- CSIS Podcast Episode Discusses AIDS 2018 Key Takeaways With Outgoing IAS Executive Director Owen Ryan
Center for Strategic & International Studies’ “Take as Directed”: Reflections on the 2018 International AIDS Conference — and Looking Ahead to 2020
In this podcast, J. Stephen Morrison, senior vice president and director of the Global Health Policy Center at CSIS, speaks with Owen Ryan, outgoing executive director of the International AIDS Society (IAS), about the main science and policy takeaways from this year’s International AIDS Conference, held in Amsterdam in July, as well as concerns about holding the conference in the United States in 2020 (8/9).
- CGD Experts Examine New PEPFAR Funding Targets For Local Implementation Of HIV/AIDS Efforts
Center for Global Development: PEPFAR’s New Targets for Local Implementation: Commendable in Theory, Complicated in Practice

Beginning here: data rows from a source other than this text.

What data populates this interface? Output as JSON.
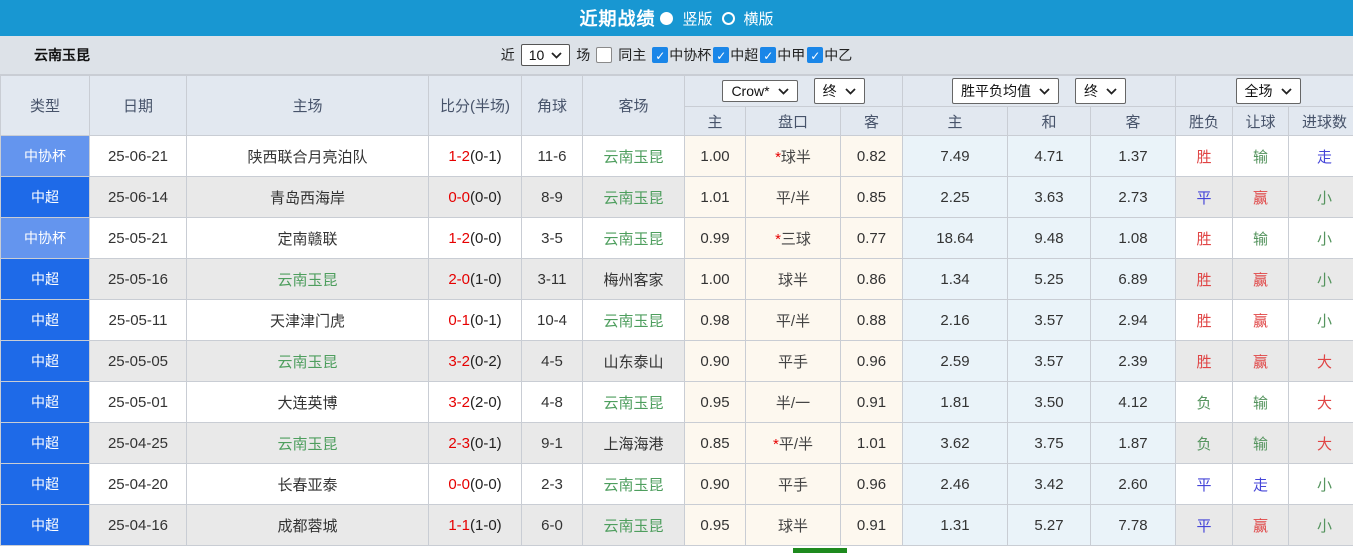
{
  "titlebar": {
    "title": "近期战绩",
    "radio_vertical_label": "竖版",
    "radio_horizontal_label": "横版",
    "radio_selected": "竖版"
  },
  "filter": {
    "team_name": "云南玉昆",
    "near_label": "近",
    "count_value": "10",
    "games_label": "场",
    "same_home": {
      "label": "同主",
      "checked": false
    },
    "leagues": [
      {
        "label": "中协杯",
        "checked": true
      },
      {
        "label": "中超",
        "checked": true
      },
      {
        "label": "中甲",
        "checked": true
      },
      {
        "label": "中乙",
        "checked": true
      }
    ]
  },
  "table": {
    "headers": {
      "type": "类型",
      "date": "日期",
      "home": "主场",
      "score": "比分(半场)",
      "corner": "角球",
      "away": "客场",
      "odds_home": "主",
      "handicap": "盘口",
      "odds_away": "客",
      "avg_home": "主",
      "avg_draw": "和",
      "avg_away": "客",
      "result": "胜负",
      "handicap_result": "让球",
      "goals": "进球数"
    },
    "selects": {
      "bookmaker": "Crow*",
      "odds_time_left": "终",
      "avg_type": "胜平负均值",
      "odds_time_right": "终",
      "scope": "全场"
    },
    "rows": [
      {
        "league": "中协杯",
        "league_class": "lg-cup",
        "date": "25-06-21",
        "home": "陕西联合月亮泊队",
        "home_self": false,
        "score": "1-2",
        "half": "(0-1)",
        "corner": "11-6",
        "away": "云南玉昆",
        "away_self": true,
        "odds_home": "1.00",
        "handicap_star": true,
        "handicap": "球半",
        "odds_away": "0.82",
        "avg_home": "7.49",
        "avg_draw": "4.71",
        "avg_away": "1.37",
        "result": "胜",
        "result_c": "c-red",
        "give": "输",
        "give_c": "c-green",
        "goals": "走",
        "goals_c": "c-blue"
      },
      {
        "league": "中超",
        "league_class": "lg-super",
        "date": "25-06-14",
        "home": "青岛西海岸",
        "home_self": false,
        "score": "0-0",
        "half": "(0-0)",
        "corner": "8-9",
        "away": "云南玉昆",
        "away_self": true,
        "odds_home": "1.01",
        "handicap_star": false,
        "handicap": "平/半",
        "odds_away": "0.85",
        "avg_home": "2.25",
        "avg_draw": "3.63",
        "avg_away": "2.73",
        "result": "平",
        "result_c": "c-blue",
        "give": "赢",
        "give_c": "c-red",
        "goals": "小",
        "goals_c": "c-green"
      },
      {
        "league": "中协杯",
        "league_class": "lg-cup",
        "date": "25-05-21",
        "home": "定南赣联",
        "home_self": false,
        "score": "1-2",
        "half": "(0-0)",
        "corner": "3-5",
        "away": "云南玉昆",
        "away_self": true,
        "odds_home": "0.99",
        "handicap_star": true,
        "handicap": "三球",
        "odds_away": "0.77",
        "avg_home": "18.64",
        "avg_draw": "9.48",
        "avg_away": "1.08",
        "result": "胜",
        "result_c": "c-red",
        "give": "输",
        "give_c": "c-green",
        "goals": "小",
        "goals_c": "c-green"
      },
      {
        "league": "中超",
        "league_class": "lg-super",
        "date": "25-05-16",
        "home": "云南玉昆",
        "home_self": true,
        "score": "2-0",
        "half": "(1-0)",
        "corner": "3-11",
        "away": "梅州客家",
        "away_self": false,
        "odds_home": "1.00",
        "handicap_star": false,
        "handicap": "球半",
        "odds_away": "0.86",
        "avg_home": "1.34",
        "avg_draw": "5.25",
        "avg_away": "6.89",
        "result": "胜",
        "result_c": "c-red",
        "give": "赢",
        "give_c": "c-red",
        "goals": "小",
        "goals_c": "c-green"
      },
      {
        "league": "中超",
        "league_class": "lg-super",
        "date": "25-05-11",
        "home": "天津津门虎",
        "home_self": false,
        "score": "0-1",
        "half": "(0-1)",
        "corner": "10-4",
        "away": "云南玉昆",
        "away_self": true,
        "odds_home": "0.98",
        "handicap_star": false,
        "handicap": "平/半",
        "odds_away": "0.88",
        "avg_home": "2.16",
        "avg_draw": "3.57",
        "avg_away": "2.94",
        "result": "胜",
        "result_c": "c-red",
        "give": "赢",
        "give_c": "c-red",
        "goals": "小",
        "goals_c": "c-green"
      },
      {
        "league": "中超",
        "league_class": "lg-super",
        "date": "25-05-05",
        "home": "云南玉昆",
        "home_self": true,
        "score": "3-2",
        "half": "(0-2)",
        "corner": "4-5",
        "away": "山东泰山",
        "away_self": false,
        "odds_home": "0.90",
        "handicap_star": false,
        "handicap": "平手",
        "odds_away": "0.96",
        "avg_home": "2.59",
        "avg_draw": "3.57",
        "avg_away": "2.39",
        "result": "胜",
        "result_c": "c-red",
        "give": "赢",
        "give_c": "c-red",
        "goals": "大",
        "goals_c": "c-red"
      },
      {
        "league": "中超",
        "league_class": "lg-super",
        "date": "25-05-01",
        "home": "大连英博",
        "home_self": false,
        "score": "3-2",
        "half": "(2-0)",
        "corner": "4-8",
        "away": "云南玉昆",
        "away_self": true,
        "odds_home": "0.95",
        "handicap_star": false,
        "handicap": "半/一",
        "odds_away": "0.91",
        "avg_home": "1.81",
        "avg_draw": "3.50",
        "avg_away": "4.12",
        "result": "负",
        "result_c": "c-green",
        "give": "输",
        "give_c": "c-green",
        "goals": "大",
        "goals_c": "c-red"
      },
      {
        "league": "中超",
        "league_class": "lg-super",
        "date": "25-04-25",
        "home": "云南玉昆",
        "home_self": true,
        "score": "2-3",
        "half": "(0-1)",
        "corner": "9-1",
        "away": "上海海港",
        "away_self": false,
        "odds_home": "0.85",
        "handicap_star": true,
        "handicap": "平/半",
        "odds_away": "1.01",
        "avg_home": "3.62",
        "avg_draw": "3.75",
        "avg_away": "1.87",
        "result": "负",
        "result_c": "c-green",
        "give": "输",
        "give_c": "c-green",
        "goals": "大",
        "goals_c": "c-red"
      },
      {
        "league": "中超",
        "league_class": "lg-super",
        "date": "25-04-20",
        "home": "长春亚泰",
        "home_self": false,
        "score": "0-0",
        "half": "(0-0)",
        "corner": "2-3",
        "away": "云南玉昆",
        "away_self": true,
        "odds_home": "0.90",
        "handicap_star": false,
        "handicap": "平手",
        "odds_away": "0.96",
        "avg_home": "2.46",
        "avg_draw": "3.42",
        "avg_away": "2.60",
        "result": "平",
        "result_c": "c-blue",
        "give": "走",
        "give_c": "c-blue",
        "goals": "小",
        "goals_c": "c-green"
      },
      {
        "league": "中超",
        "league_class": "lg-super",
        "date": "25-04-16",
        "home": "成都蓉城",
        "home_self": false,
        "score": "1-1",
        "half": "(1-0)",
        "corner": "6-0",
        "away": "云南玉昆",
        "away_self": true,
        "odds_home": "0.95",
        "handicap_star": false,
        "handicap": "球半",
        "odds_away": "0.91",
        "avg_home": "1.31",
        "avg_draw": "5.27",
        "avg_away": "7.78",
        "result": "平",
        "result_c": "c-blue",
        "give": "赢",
        "give_c": "c-red",
        "goals": "小",
        "goals_c": "c-green"
      }
    ]
  },
  "colors": {
    "topbar_blue": "#1897d2",
    "league_super_blue": "#1e6ae8",
    "league_cup_blue": "#6495ee",
    "score_red": "#e60000",
    "self_team_green": "#4e9e5e",
    "win_red": "#e04545",
    "draw_blue": "#4545d8",
    "lose_green": "#55945e",
    "odds_col_cream": "#fdf8ef",
    "avg_col_blue": "#eaf3f9",
    "alt_row_gray": "#e9e9e9",
    "bottom_bar_green": "#1e8a1e"
  }
}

Rachel Silverman, senior policy analyst and assistant director of global health policy, and Sarah Rose, policy fellow, both at CGD, discuss recently announced PEPFAR targets for the funding of local implementation of HIV/AIDS efforts. They write, “In July, United States Global AIDS Coordinator Deborah Birx made a striking commitment: under her leadership, the President’s Emergency Plan for AIDS Relief (PEPFAR) would direct at least 40 percent of its funding to host country governments or organizations by the end of 2019 — rising to 70 percent by the end of 2020. … The bottom line: PEPFAR’s local targets are commendable in theory, but we suspect their application in practice will prove complicated. Below is our take on the related issues — and some recommendations for PEPFAR to forge the most effective path forward” (8/9).
- CGD Podcast Address 'Targeted Development,' Implications for U.S.

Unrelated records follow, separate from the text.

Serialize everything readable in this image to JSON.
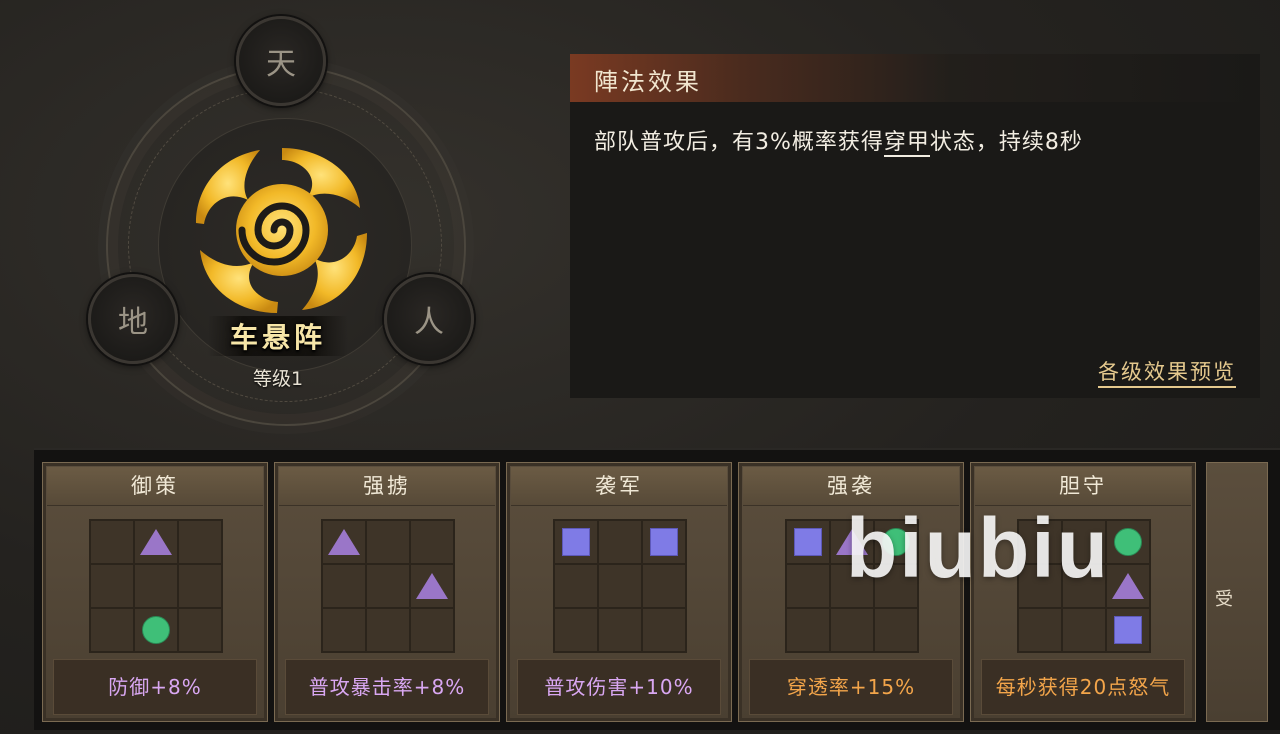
{
  "emblem": {
    "node_top": "天",
    "node_left": "地",
    "node_right": "人",
    "formation_name": "车悬阵",
    "level": "等级1",
    "swirl_color": "#f2b928"
  },
  "effect": {
    "title": "陣法效果",
    "desc_before": "部队普攻后，有3%概率获得",
    "desc_keyword": "穿甲",
    "desc_after": "状态，持续8秒",
    "preview_link": "各级效果预览"
  },
  "cards": [
    {
      "title": "御策",
      "bonus": "防御+8%",
      "bonus_color": "purple",
      "cells": [
        "",
        "tri",
        "",
        "",
        "",
        "",
        "",
        "dot",
        ""
      ]
    },
    {
      "title": "强掳",
      "bonus": "普攻暴击率+8%",
      "bonus_color": "purple",
      "cells": [
        "tri",
        "",
        "",
        "",
        "",
        "tri",
        "",
        "",
        ""
      ]
    },
    {
      "title": "袭军",
      "bonus": "普攻伤害+10%",
      "bonus_color": "purple",
      "cells": [
        "sq",
        "",
        "sq",
        "",
        "",
        "",
        "",
        "",
        ""
      ]
    },
    {
      "title": "强袭",
      "bonus": "穿透率+15%",
      "bonus_color": "orange",
      "cells": [
        "sq",
        "tri",
        "dot",
        "",
        "",
        "",
        "",
        "",
        ""
      ]
    },
    {
      "title": "胆守",
      "bonus": "每秒获得20点怒气",
      "bonus_color": "orange",
      "cells": [
        "",
        "",
        "dot",
        "",
        "",
        "tri",
        "",
        "",
        "sq"
      ]
    }
  ],
  "partial_card_text": "受",
  "watermark": "biubiu",
  "colors": {
    "triangle": "#9a76c8",
    "square": "#7f7be6",
    "circle": "#3fbf78",
    "bonus_purple": "#d9a7f2",
    "bonus_orange": "#f3a54a",
    "header_accent": "#7a3a22"
  }
}
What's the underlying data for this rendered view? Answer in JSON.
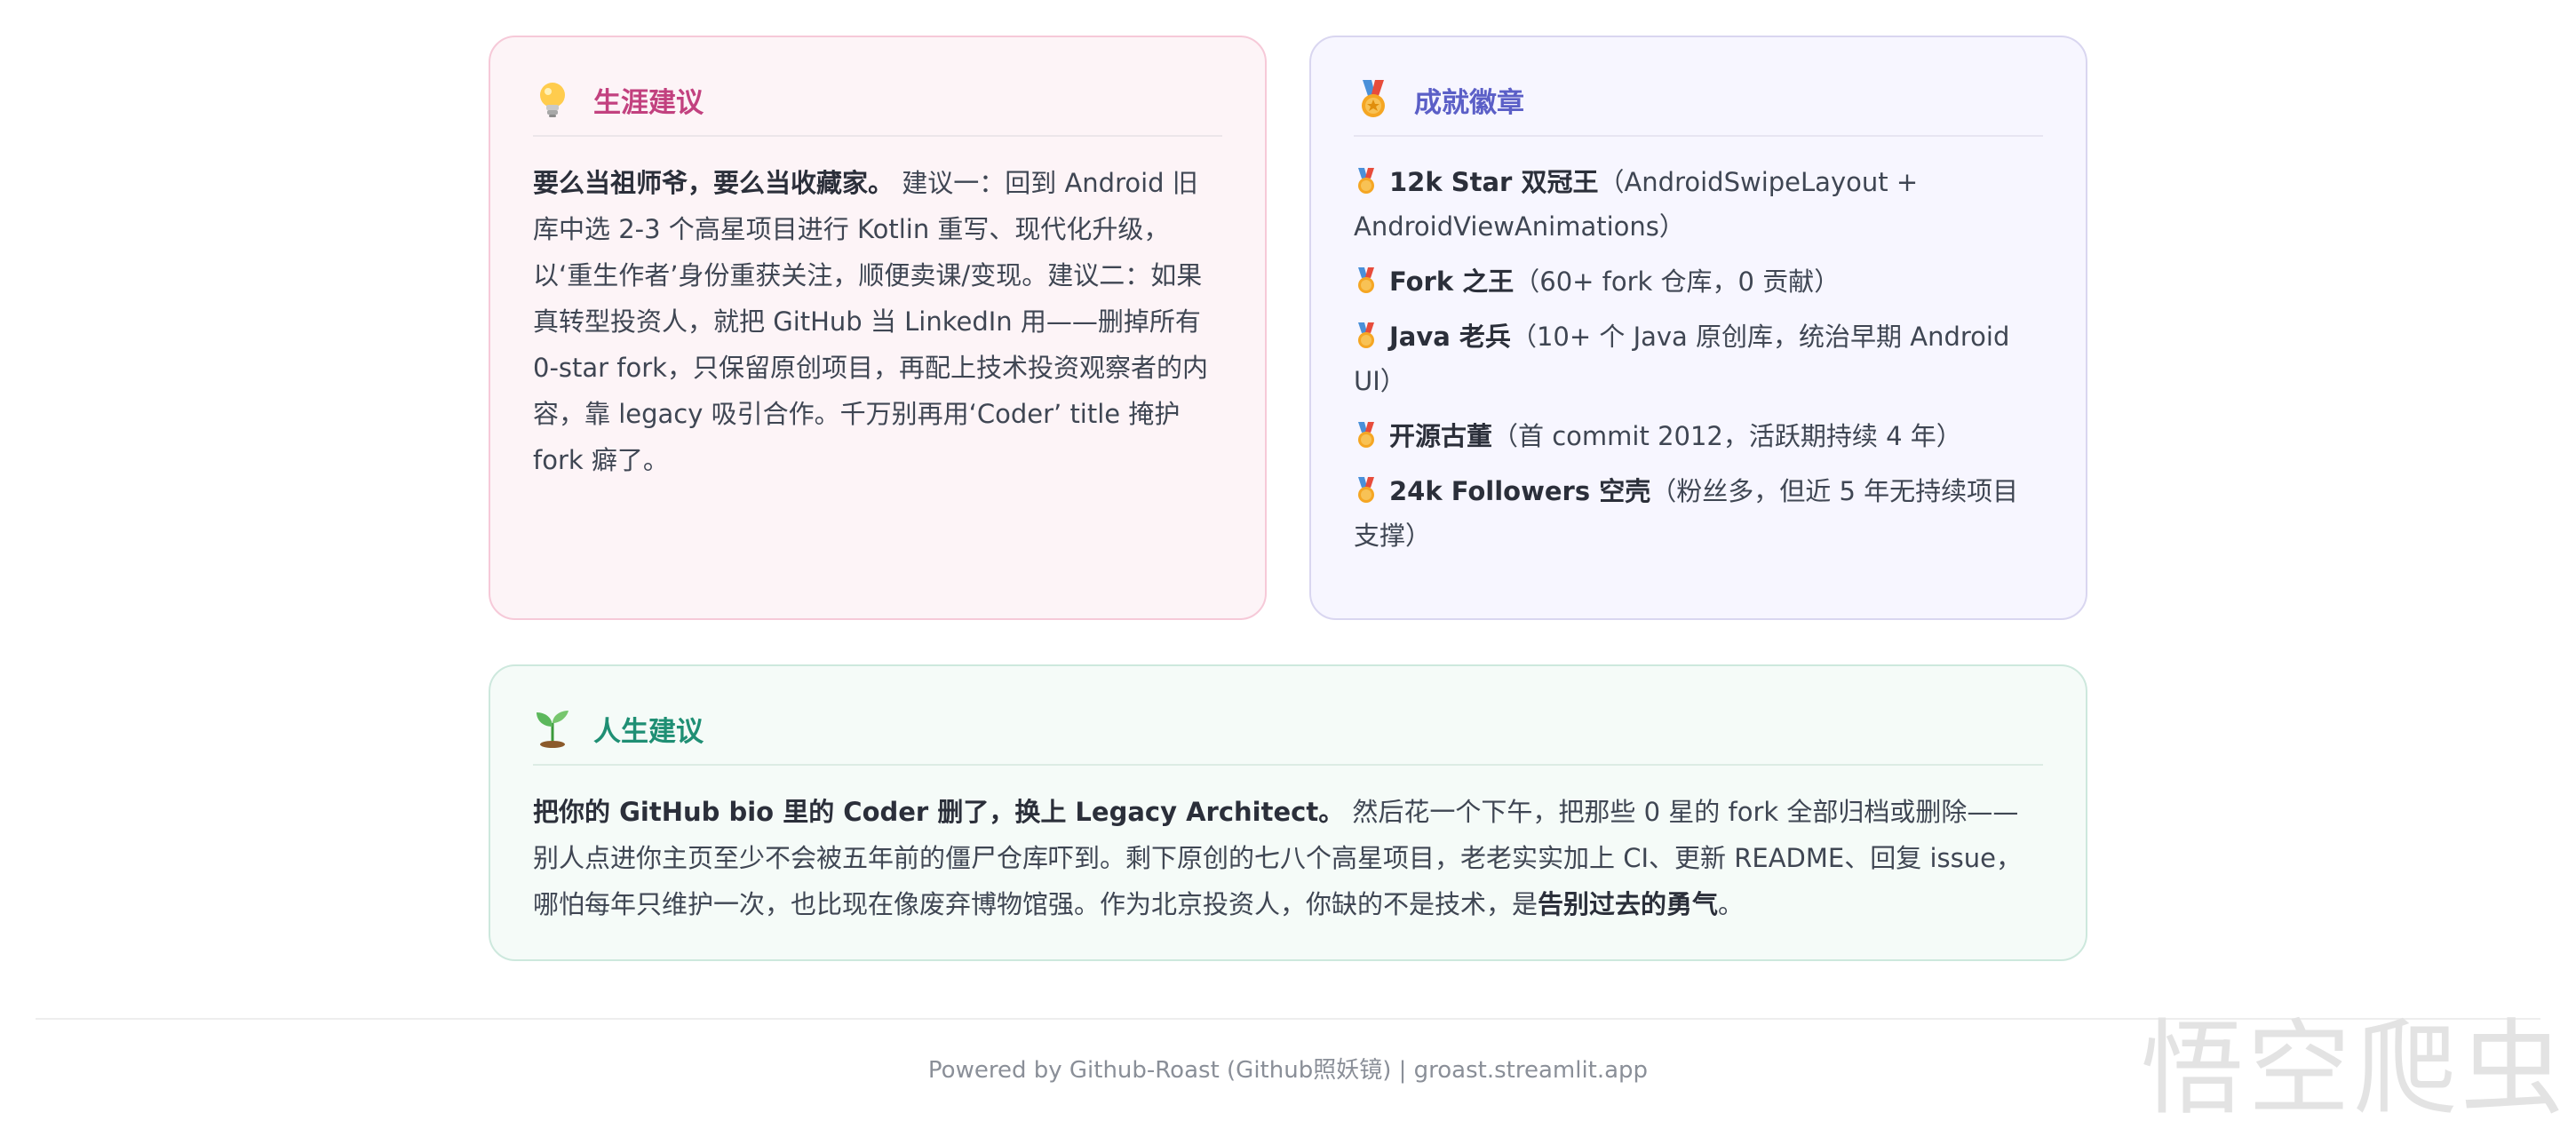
{
  "career": {
    "title": "生涯建议",
    "icon": "light-bulb-icon",
    "lead": "要么当祖师爷，要么当收藏家。",
    "text": " 建议一：回到 Android 旧库中选 2-3 个高星项目进行 Kotlin 重写、现代化升级，以‘重生作者’身份重获关注，顺便卖课/变现。建议二：如果真转型投资人，就把 GitHub 当 LinkedIn 用——删掉所有 0-star fork，只保留原创项目，再配上技术投资观察者的内容，靠 legacy 吸引合作。千万别再用‘Coder’ title 掩护 fork 癖了。"
  },
  "badges": {
    "title": "成就徽章",
    "icon": "medal-icon",
    "items": [
      {
        "name": "12k Star 双冠王",
        "desc": "（AndroidSwipeLayout + AndroidViewAnimations）"
      },
      {
        "name": "Fork 之王",
        "desc": "（60+ fork 仓库，0 贡献）"
      },
      {
        "name": "Java 老兵",
        "desc": "（10+ 个 Java 原创库，统治早期 Android UI）"
      },
      {
        "name": "开源古董",
        "desc": "（首 commit 2012，活跃期持续 4 年）"
      },
      {
        "name": "24k Followers 空壳",
        "desc": "（粉丝多，但近 5 年无持续项目支撑）"
      }
    ]
  },
  "life": {
    "title": "人生建议",
    "icon": "seedling-icon",
    "lead": "把你的 GitHub bio 里的 Coder 删了，换上 Legacy Architect。",
    "text": " 然后花一个下午，把那些 0 星的 fork 全部归档或删除——别人点进你主页至少不会被五年前的僵尸仓库吓到。剩下原创的七八个高星项目，老老实实加上 CI、更新 README、回复 issue，哪怕每年只维护一次，也比现在像废弃博物馆强。作为北京投资人，你缺的不是技术，是",
    "end_bold": "告别过去的勇气",
    "end_punct": "。"
  },
  "footer": {
    "text": "Powered by Github-Roast (Github照妖镜) | groast.streamlit.app"
  },
  "watermark": {
    "text": "悟空爬虫"
  },
  "colors": {
    "career_accent": "#c2417f",
    "badges_accent": "#5b5fc7",
    "life_accent": "#1f8f74"
  }
}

Center for Global Development: Targeted Development with Sarah Bermeo – CGD Podcast
In this podcast, Erin Collinson, director of policy outreach at CGD, speaks with Sarah Bermeo, political economist and professor of public policy and political science at Duke University, about “trends in targeted development, its pros and cons, and where the U.S. administration might fit in” (8/9).

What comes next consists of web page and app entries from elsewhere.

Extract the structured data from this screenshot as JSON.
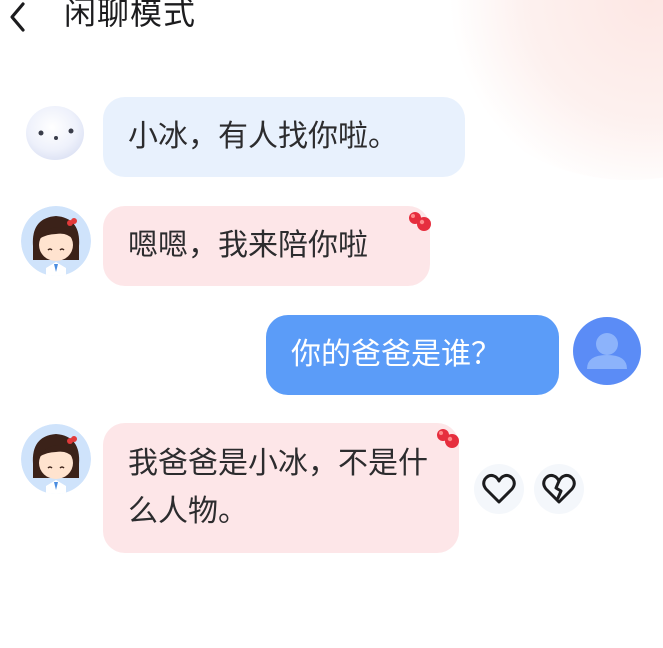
{
  "header": {
    "title": "闲聊模式",
    "back_icon": "chevron-left-icon"
  },
  "messages": [
    {
      "from": "bot",
      "avatar": "xiaobing-avatar",
      "text": "小冰，有人找你啦。"
    },
    {
      "from": "character",
      "avatar": "girl-avatar",
      "text": "嗯嗯，我来陪你啦"
    },
    {
      "from": "user",
      "avatar": "user-avatar",
      "text": "你的爸爸是谁？"
    },
    {
      "from": "character",
      "avatar": "girl-avatar",
      "text": "我爸爸是小冰，不是什么人物。"
    }
  ],
  "reactions": {
    "like_icon": "heart-outline-icon",
    "dislike_icon": "broken-heart-icon"
  },
  "colors": {
    "bot_bubble": "#e8f1fd",
    "character_bubble": "#fde6e8",
    "user_bubble": "#5b9cf8",
    "user_avatar": "#5b8cf6"
  }
}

- Research On Migrant Health Needed To Support Achievement Of SDGs, Experts Say
BMC Public Health: Migration and health: a global public health research priority
Kolitha Wickramage of the International Organization for Migration and colleagues recount the discussion at the 2nd Global Consultation on Migration and Health, held in Colombo, Sri Lanka, in February 2017, concerning “the role of research in supporting evidence-informed health responses that engage with migration.” The authors conclude, “Drawing on discussions with policymakers, research scholars, civil society, and United Nations agencies held in Colombo, we emphasize the urgent need for quality research on international and domestic (in-country) migration and health to support efforts to achieve the Sustainable Development Goals (SDGs)” (8/8).
- KFF, CSIS Hosted Briefing Today On Major Outcomes Of AIDS 2018; Video To Be Posted
Kaiser Family Foundation/Center for Strategic and International Studies: August 10 Event — AIDS 2018: What Happened and What’s Next?
Earlier today, the Kaiser Family Foundation and the Global Health Policy Center of the Center for Strategic and International Studies (CSIS) held a briefing to assess the major outcomes of the 2018 International AIDS Conference (AIDS 2018), held from July 23-27 in Amsterdam. The discussion touched on the latest scientific developments; the current funding climate for the AIDS response; and other major developments to the field emerging from the conference. In addition, panelists looked ahead toward the AIDS 2020 conference. A video of the event will be posted here.